* [Problem to solve] Determine the number of lines in the listing below that hold the word "스마트폰". Write the number alone.
------------------------
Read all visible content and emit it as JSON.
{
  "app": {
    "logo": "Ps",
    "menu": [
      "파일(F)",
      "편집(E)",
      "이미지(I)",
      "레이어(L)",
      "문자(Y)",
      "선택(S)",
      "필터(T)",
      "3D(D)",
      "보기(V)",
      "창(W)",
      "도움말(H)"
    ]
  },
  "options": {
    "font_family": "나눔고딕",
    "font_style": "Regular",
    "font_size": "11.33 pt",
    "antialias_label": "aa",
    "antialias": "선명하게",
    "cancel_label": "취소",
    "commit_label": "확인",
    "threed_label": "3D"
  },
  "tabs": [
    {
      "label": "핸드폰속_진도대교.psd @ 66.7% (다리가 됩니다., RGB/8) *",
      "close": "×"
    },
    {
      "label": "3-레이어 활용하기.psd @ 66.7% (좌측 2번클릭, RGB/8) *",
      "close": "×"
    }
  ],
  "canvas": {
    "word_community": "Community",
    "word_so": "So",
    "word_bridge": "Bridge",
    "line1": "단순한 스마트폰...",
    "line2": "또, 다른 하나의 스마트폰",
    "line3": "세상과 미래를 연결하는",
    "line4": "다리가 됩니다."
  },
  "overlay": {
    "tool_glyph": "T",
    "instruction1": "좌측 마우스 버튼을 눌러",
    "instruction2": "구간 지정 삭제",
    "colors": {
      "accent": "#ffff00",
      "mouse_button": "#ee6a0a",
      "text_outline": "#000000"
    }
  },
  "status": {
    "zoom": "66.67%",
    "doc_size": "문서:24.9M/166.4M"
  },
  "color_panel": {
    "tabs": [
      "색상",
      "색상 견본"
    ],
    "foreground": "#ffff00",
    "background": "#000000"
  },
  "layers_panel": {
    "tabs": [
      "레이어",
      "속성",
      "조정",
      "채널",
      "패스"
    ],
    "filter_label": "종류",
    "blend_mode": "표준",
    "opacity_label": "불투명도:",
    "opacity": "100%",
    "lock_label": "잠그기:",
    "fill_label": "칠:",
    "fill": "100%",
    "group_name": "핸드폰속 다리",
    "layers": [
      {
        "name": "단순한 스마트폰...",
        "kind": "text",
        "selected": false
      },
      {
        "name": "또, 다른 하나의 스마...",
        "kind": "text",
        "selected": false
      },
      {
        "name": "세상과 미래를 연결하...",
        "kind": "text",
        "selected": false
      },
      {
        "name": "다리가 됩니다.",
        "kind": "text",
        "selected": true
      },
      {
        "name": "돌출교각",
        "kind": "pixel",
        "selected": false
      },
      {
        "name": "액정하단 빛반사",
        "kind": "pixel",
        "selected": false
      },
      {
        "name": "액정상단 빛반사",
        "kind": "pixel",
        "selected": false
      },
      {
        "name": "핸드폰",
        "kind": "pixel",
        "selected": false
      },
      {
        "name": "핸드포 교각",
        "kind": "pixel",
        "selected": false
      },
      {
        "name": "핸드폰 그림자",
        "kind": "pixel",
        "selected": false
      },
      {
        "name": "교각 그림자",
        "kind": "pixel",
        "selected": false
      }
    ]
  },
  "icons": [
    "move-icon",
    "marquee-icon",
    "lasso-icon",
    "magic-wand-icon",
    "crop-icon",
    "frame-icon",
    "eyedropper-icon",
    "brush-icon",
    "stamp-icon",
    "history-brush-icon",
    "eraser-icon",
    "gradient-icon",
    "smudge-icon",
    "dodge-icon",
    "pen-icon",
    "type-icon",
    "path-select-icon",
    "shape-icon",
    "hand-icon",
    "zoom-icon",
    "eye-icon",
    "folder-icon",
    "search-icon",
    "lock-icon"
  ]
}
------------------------
* [Solution to the problem] 3